US patents on data mining
A computer-assisted process for determining linkages between data records comprising:
constructing a predictive model based at least in part on a product divided by a sum of products;
training said predictive model with record pair linkage data, including the step of applying at least one machine learning method on a corpus of record pairs presented so as to indicate decisions made by at least one human decision maker as to whether said record pairs should be linked; and
using said trained predictive model to automatically identify records that have a predetermined type of similarity to other data.
The patent sets out to resolve the problem of duplicate records in databases:
Duplicate records create an especially troublesome problem. Suppose for example that when a customer named "Joseph Smith" first starts doing business with an organization, his name is initially inputted into the computer database as "Joe Smith". The next time he places an order, however, the sales clerk fails to notice or recognize that he is the same "Joe Smith" who is already in the database, and creates a new record under the name "Joseph Smith". A still further transaction might result in a still further record under the name "J. Smith." When the company sends out a mass mailing to all of its customers, Mr. Smith will receive three copies--one to "Joe Smith", another addressed to "Joseph Smith", and a third to "J. Smith." Mr. Smith may be annoyed at receiving several duplicate copies of the mailing, and the business has wasted money by needlessly printing and mailing duplicate copies.
The patent teaches analysis of other facts in the records to establish a match/nonmatch of these other facts:
The functions that can serve as features depend on the nature of the data items being analyzed (and in some cases, on peculiarities in the particular database). In the context of a children's health insurance database, for example, features may include:
match/mismatch of child's birthday/mother's birthday
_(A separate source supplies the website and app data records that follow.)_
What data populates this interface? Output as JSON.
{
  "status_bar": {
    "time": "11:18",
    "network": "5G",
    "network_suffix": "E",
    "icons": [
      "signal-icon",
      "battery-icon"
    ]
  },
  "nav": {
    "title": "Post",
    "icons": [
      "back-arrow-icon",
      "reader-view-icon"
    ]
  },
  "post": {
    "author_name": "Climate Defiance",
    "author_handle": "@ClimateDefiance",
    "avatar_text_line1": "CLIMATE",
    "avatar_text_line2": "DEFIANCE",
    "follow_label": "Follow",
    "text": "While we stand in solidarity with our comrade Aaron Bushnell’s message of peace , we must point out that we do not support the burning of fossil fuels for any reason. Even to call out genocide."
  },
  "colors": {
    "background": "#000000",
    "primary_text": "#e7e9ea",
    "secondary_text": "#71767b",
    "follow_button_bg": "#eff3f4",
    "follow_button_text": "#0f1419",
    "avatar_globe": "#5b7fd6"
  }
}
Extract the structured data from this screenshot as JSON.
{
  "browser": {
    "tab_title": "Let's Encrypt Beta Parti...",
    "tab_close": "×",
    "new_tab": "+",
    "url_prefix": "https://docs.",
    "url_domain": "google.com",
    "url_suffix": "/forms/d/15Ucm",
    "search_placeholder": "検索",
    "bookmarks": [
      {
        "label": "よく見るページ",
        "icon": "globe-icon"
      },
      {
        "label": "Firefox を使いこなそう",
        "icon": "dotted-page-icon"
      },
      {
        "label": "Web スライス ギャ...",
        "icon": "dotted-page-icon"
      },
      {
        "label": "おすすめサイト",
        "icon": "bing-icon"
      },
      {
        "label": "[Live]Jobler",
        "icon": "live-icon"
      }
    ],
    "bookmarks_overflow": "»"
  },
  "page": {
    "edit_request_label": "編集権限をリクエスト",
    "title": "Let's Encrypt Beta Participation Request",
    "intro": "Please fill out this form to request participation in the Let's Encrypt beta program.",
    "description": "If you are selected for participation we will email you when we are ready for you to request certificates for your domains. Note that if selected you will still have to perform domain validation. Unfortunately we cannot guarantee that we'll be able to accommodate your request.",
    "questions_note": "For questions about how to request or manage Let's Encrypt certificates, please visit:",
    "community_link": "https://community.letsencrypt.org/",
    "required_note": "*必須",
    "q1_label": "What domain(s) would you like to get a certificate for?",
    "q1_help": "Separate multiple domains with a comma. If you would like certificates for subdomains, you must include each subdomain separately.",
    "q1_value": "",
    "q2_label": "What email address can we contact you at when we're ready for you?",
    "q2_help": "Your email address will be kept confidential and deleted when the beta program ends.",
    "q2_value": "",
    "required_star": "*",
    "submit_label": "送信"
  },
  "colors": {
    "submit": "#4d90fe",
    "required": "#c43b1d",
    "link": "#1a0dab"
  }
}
match/mismatch of house number, telephone number, zip code
match/mismatch of Medicaid number and/or medical record number
presence of multiple birth indicator on one of the records
match/mismatch of child's first and middle names (after filtering out generic names like "Baby Boy")
match/mismatch of last name
match/mismatch of mother's/father's name
approximate matches of any of the name fields where the names are compares using a technique such as the "Soundex" or "Edit Distance" techniques
Of priority, priority is claimed from my U.S. provisional application No. 60/155,063 filed Sep. 21, 1999 entitled "A Probabalistic Record Linkage Model Derived from Training Data", the entirety of which is incorporated herein by reference.
The '019 patent has been cited by one US patent, US 6,675,164 (to Kamath of UC/Berkeley), which includes the text:
Data mining is a process that uses specific techniques to find patterns in data, allowing a user to conduct a relatively broad search of large databases for relevant information that may not be explicitly stored in the databases. Typically, a user initially specifies a search phrase or strategy and the system then extracts patterns and relations corresponding to that strategy from the stored data. These extracted patterns and relations can be: (1) used by the user, or data analyst, to form a prediction model; (2) used to refine an existing model; and/or (3) organized into a summary of the target database. Such a search system permits searching across multiple databases. There are two existing forms of data mining: top-down; and bottom-up. Both forms are separately available on existing systems. Top-down systems are also referred to as "pattern validation," "verification-driven data mining" and "confirmatory analysis." This is a type of analysis that allows an analyst to express a piece of knowledge, validate or validate that knowledge, and obtain the reasons for the validation or invalidation. The validation step in a top-down analysis requires that data refuting the knowledge as well as data supporting the knowledge be considered. Bottom-up systems are also referred to as "data exploration." Bottom-up systems discover knowledge, generally in the form of patterns, in data.
The '164 patent reviews previous patents in data mining.